(Website and app data records)
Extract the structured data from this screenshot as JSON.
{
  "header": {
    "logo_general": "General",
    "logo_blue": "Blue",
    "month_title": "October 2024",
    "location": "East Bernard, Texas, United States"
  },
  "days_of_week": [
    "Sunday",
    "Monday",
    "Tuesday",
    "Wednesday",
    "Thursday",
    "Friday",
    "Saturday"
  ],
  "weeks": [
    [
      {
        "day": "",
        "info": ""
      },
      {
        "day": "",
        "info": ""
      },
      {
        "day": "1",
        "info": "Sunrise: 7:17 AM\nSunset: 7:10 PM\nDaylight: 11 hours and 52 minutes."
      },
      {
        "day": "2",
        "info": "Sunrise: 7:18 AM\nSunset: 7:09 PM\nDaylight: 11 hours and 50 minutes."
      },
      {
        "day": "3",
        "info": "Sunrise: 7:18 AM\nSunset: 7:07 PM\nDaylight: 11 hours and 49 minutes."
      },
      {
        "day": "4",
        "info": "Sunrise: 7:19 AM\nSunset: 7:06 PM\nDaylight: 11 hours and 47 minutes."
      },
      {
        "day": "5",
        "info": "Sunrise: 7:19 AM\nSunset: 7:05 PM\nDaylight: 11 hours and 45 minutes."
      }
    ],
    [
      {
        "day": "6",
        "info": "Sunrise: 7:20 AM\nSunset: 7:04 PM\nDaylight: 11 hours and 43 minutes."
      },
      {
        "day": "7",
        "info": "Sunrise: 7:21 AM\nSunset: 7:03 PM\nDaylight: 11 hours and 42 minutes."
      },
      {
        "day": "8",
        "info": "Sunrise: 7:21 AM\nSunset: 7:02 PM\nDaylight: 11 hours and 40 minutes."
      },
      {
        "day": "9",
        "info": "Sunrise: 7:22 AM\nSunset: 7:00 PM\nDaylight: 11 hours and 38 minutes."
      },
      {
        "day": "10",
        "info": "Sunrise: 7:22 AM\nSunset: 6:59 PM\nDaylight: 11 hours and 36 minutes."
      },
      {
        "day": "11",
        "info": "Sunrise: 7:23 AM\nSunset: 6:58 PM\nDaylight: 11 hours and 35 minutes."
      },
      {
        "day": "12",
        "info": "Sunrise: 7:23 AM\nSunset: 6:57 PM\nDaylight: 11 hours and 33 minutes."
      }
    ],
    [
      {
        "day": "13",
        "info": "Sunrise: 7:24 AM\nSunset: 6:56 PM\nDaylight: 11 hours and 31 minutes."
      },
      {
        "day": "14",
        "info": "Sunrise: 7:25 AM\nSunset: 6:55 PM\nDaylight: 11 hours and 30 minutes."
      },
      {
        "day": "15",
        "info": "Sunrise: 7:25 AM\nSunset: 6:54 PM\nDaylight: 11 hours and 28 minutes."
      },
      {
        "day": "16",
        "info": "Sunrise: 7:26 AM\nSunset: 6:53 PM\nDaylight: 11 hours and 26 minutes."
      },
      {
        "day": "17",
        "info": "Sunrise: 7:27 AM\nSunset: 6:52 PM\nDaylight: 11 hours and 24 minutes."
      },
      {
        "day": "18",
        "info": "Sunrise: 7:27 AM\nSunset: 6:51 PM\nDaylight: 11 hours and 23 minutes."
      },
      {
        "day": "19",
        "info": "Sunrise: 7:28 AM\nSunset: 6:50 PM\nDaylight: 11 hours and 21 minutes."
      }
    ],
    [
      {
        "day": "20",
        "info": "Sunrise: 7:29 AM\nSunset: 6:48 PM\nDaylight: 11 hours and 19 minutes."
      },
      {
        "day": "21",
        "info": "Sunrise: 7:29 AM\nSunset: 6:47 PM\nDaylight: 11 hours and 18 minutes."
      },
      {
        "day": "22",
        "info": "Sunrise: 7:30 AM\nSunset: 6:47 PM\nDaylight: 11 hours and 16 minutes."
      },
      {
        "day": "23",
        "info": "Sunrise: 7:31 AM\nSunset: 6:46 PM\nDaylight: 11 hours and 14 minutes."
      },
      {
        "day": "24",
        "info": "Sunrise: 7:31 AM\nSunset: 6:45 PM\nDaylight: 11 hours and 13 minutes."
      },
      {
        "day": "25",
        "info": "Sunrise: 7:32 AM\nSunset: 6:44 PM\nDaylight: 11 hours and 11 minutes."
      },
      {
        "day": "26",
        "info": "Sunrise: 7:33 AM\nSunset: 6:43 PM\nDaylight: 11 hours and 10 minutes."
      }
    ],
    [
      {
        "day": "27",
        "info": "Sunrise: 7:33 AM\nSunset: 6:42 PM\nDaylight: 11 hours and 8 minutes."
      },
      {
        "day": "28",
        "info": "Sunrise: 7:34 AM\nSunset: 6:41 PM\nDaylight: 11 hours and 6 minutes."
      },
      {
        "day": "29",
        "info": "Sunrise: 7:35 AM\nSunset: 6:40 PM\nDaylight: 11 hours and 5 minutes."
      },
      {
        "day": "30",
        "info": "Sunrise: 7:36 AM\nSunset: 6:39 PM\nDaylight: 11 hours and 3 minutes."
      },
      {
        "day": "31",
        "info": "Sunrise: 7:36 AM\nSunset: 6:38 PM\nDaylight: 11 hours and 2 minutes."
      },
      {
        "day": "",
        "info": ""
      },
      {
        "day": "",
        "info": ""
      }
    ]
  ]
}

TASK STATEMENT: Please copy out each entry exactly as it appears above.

REPLY TO THE EXERCISE:
Extract the structured data from this screenshot as JSON.
{
  "header": {
    "logo_general": "General",
    "logo_blue": "Blue",
    "month_title": "October 2024",
    "location": "East Bernard, Texas, United States"
  },
  "days_of_week": [
    "Sunday",
    "Monday",
    "Tuesday",
    "Wednesday",
    "Thursday",
    "Friday",
    "Saturday"
  ],
  "weeks": [
    [
      {
        "day": "",
        "info": ""
      },
      {
        "day": "",
        "info": ""
      },
      {
        "day": "1",
        "info": "Sunrise: 7:17 AM\nSunset: 7:10 PM\nDaylight: 11 hours and 52 minutes."
      },
      {
        "day": "2",
        "info": "Sunrise: 7:18 AM\nSunset: 7:09 PM\nDaylight: 11 hours and 50 minutes."
      },
      {
        "day": "3",
        "info": "Sunrise: 7:18 AM\nSunset: 7:07 PM\nDaylight: 11 hours and 49 minutes."
      },
      {
        "day": "4",
        "info": "Sunrise: 7:19 AM\nSunset: 7:06 PM\nDaylight: 11 hours and 47 minutes."
      },
      {
        "day": "5",
        "info": "Sunrise: 7:19 AM\nSunset: 7:05 PM\nDaylight: 11 hours and 45 minutes."
      }
    ],
    [
      {
        "day": "6",
        "info": "Sunrise: 7:20 AM\nSunset: 7:04 PM\nDaylight: 11 hours and 43 minutes."
      },
      {
        "day": "7",
        "info": "Sunrise: 7:21 AM\nSunset: 7:03 PM\nDaylight: 11 hours and 42 minutes."
      },
      {
        "day": "8",
        "info": "Sunrise: 7:21 AM\nSunset: 7:02 PM\nDaylight: 11 hours and 40 minutes."
      },
      {
        "day": "9",
        "info": "Sunrise: 7:22 AM\nSunset: 7:00 PM\nDaylight: 11 hours and 38 minutes."
      },
      {
        "day": "10",
        "info": "Sunrise: 7:22 AM\nSunset: 6:59 PM\nDaylight: 11 hours and 36 minutes."
      },
      {
        "day": "11",
        "info": "Sunrise: 7:23 AM\nSunset: 6:58 PM\nDaylight: 11 hours and 35 minutes."
      },
      {
        "day": "12",
        "info": "Sunrise: 7:23 AM\nSunset: 6:57 PM\nDaylight: 11 hours and 33 minutes."
      }
    ],
    [
      {
        "day": "13",
        "info": "Sunrise: 7:24 AM\nSunset: 6:56 PM\nDaylight: 11 hours and 31 minutes."
      },
      {
        "day": "14",
        "info": "Sunrise: 7:25 AM\nSunset: 6:55 PM\nDaylight: 11 hours and 30 minutes."
      },
      {
        "day": "15",
        "info": "Sunrise: 7:25 AM\nSunset: 6:54 PM\nDaylight: 11 hours and 28 minutes."
      },
      {
        "day": "16",
        "info": "Sunrise: 7:26 AM\nSunset: 6:53 PM\nDaylight: 11 hours and 26 minutes."
      },
      {
        "day": "17",
        "info": "Sunrise: 7:27 AM\nSunset: 6:52 PM\nDaylight: 11 hours and 24 minutes."
      },
      {
        "day": "18",
        "info": "Sunrise: 7:27 AM\nSunset: 6:51 PM\nDaylight: 11 hours and 23 minutes."
      },
      {
        "day": "19",
        "info": "Sunrise: 7:28 AM\nSunset: 6:50 PM\nDaylight: 11 hours and 21 minutes."
      }
    ],
    [
      {
        "day": "20",
        "info": "Sunrise: 7:29 AM\nSunset: 6:48 PM\nDaylight: 11 hours and 19 minutes."
      },
      {
        "day": "21",
        "info": "Sunrise: 7:29 AM\nSunset: 6:47 PM\nDaylight: 11 hours and 18 minutes."
      },
      {
        "day": "22",
        "info": "Sunrise: 7:30 AM\nSunset: 6:47 PM\nDaylight: 11 hours and 16 minutes."
      },
      {
        "day": "23",
        "info": "Sunrise: 7:31 AM\nSunset: 6:46 PM\nDaylight: 11 hours and 14 minutes."
      },
      {
        "day": "24",
        "info": "Sunrise: 7:31 AM\nSunset: 6:45 PM\nDaylight: 11 hours and 13 minutes."
      },
      {
        "day": "25",
        "info": "Sunrise: 7:32 AM\nSunset: 6:44 PM\nDaylight: 11 hours and 11 minutes."
      },
      {
        "day": "26",
        "info": "Sunrise: 7:33 AM\nSunset: 6:43 PM\nDaylight: 11 hours and 10 minutes."
      }
    ],
    [
      {
        "day": "27",
        "info": "Sunrise: 7:33 AM\nSunset: 6:42 PM\nDaylight: 11 hours and 8 minutes."
      },
      {
        "day": "28",
        "info": "Sunrise: 7:34 AM\nSunset: 6:41 PM\nDaylight: 11 hours and 6 minutes."
      },
      {
        "day": "29",
        "info": "Sunrise: 7:35 AM\nSunset: 6:40 PM\nDaylight: 11 hours and 5 minutes."
      },
      {
        "day": "30",
        "info": "Sunrise: 7:36 AM\nSunset: 6:39 PM\nDaylight: 11 hours and 3 minutes."
      },
      {
        "day": "31",
        "info": "Sunrise: 7:36 AM\nSunset: 6:38 PM\nDaylight: 11 hours and 2 minutes."
      },
      {
        "day": "",
        "info": ""
      },
      {
        "day": "",
        "info": ""
      }
    ]
  ]
}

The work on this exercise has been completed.